Primo plc as a company first came into existence in 1971, although the name was not adopted until 2000. Primo is an amalgam of 9 different businesses, parts of which have been trading for over 50 years. The present management has not changed since 1987.
As ever following the lead of the United States, Britain is becoming increasingly litigation minded. The encouragement to sue and make a few thousand pounds could come from a television advertisement, newspaper or even a legal agent waiting outside the school gates asking if there have been any accidents that day.
Employers are vulnerable to claims that can cost thousands of pounds to administer (and much more to ignore), arising from employment disputes, legal defence, tax investigations, VAT disputes and more.

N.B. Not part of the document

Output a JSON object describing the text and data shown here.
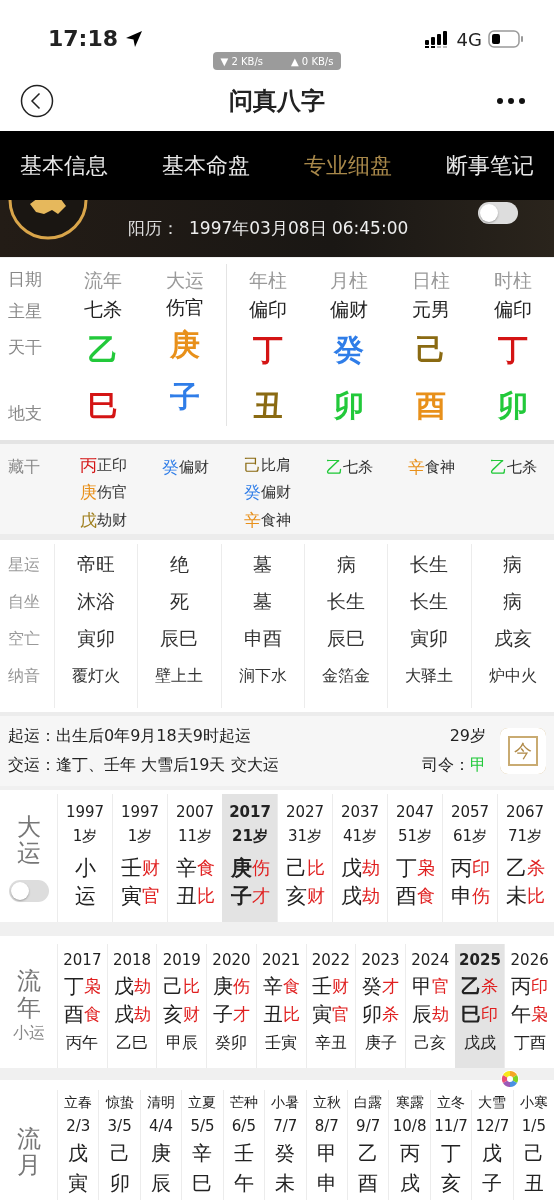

Your legal costs can be insured at reasonable cost but if you think it could not happen to you, take a look at these examples:
Following the unexpected resignation of our policyholder's head housekeeper to take up alternative employment, our policyholder was surprised to be the subject of a claim for alleged Constructive Dismissal on the grounds of sexual harassment. The ex-employee alleged she had been subjected to sexual comments and advances from the hotel manager, which had made her situation intolerable.
Solicitors were appointed who, finding the ex-employee's representative evasive on the details of the alleged incidents, undertook a considerable amount of investigative work to try to establish the dates of the alleged incidents and the names of witnesses. This was a highly complex claim with the ex-employee seeking £12,000 in compensation.
On the day of the Employment Tribunal the case was settled before the hearing started, when the policyholder agreed to pay the ex-employee the sum of £2,000. This was considered to be an extremely satisfactory conclusion, particularly as there was every indication the case could have gone on for 4 to 5 days. Legal expenses insurers paid the costs involved which amounted to £12,810.
Following the failure of their accounts manager to transfer accounting information on to computer, despite assurances that the job was under way and deadlines would be met, there was a disciplinary hearing at which he was invited to resign and work one month's notice or have his employment terminated. When he refused to resign, our policyholder terminated his employment and paid him only what he was due up to the day he left their employment. The ex-employee alleged Unfair Dismissal and applied to the Employment Tribunal. Legal expense insurers appointed solicitors to act on the policyholder's behalf.
After a full day's hearing, the claim for Unfair Dismissal was rejected. However, the Employment Tribunal did find that in fairness, the policyholder ought to have paid the ex-employee up until the end of the month. Therefore an award of £1,328.00 in compensation was made. Fortunately for the policyholder, the insurer paid both the solicitors' costs of £4,206.86 and the £1,328.00 compensation award.
Following receipt of a policyholder's year-end company accounts, the Inland Revenue decided to carry out an in-depth investigation. The reasons given for this were the erratic business performance judged by gross profit and the general level of directors' remuneration. Although the policyholder's own accountant was initially appointed because they had already carried out a lot of work and were familiar with the policyholder's tax affairs, when matters did not seem to be progressing; the policyholder requested a change of accountant. Legal expenses insurers appointed a panel accountant who could see immediately that the Inland Revenue's position had become very entrenched during the 3 years the investigation had been running. They arranged several meetings with the policyholder and Inspector of Taxes and undertook a considerable amount of work analysing and preparing the policyholder's statements.
Following this, the acting accountants were able to refute all the Revenue's arguments, and eventually the case was settled on a minor technical adjustment. The policyholders expressed themselves as delighted with this outcome. Legal expenses insurers paid the costs incurred by both accountants, plus those of the self-employed company director, whose assistance had been instrumental in reducing costs, which totalled £12,721.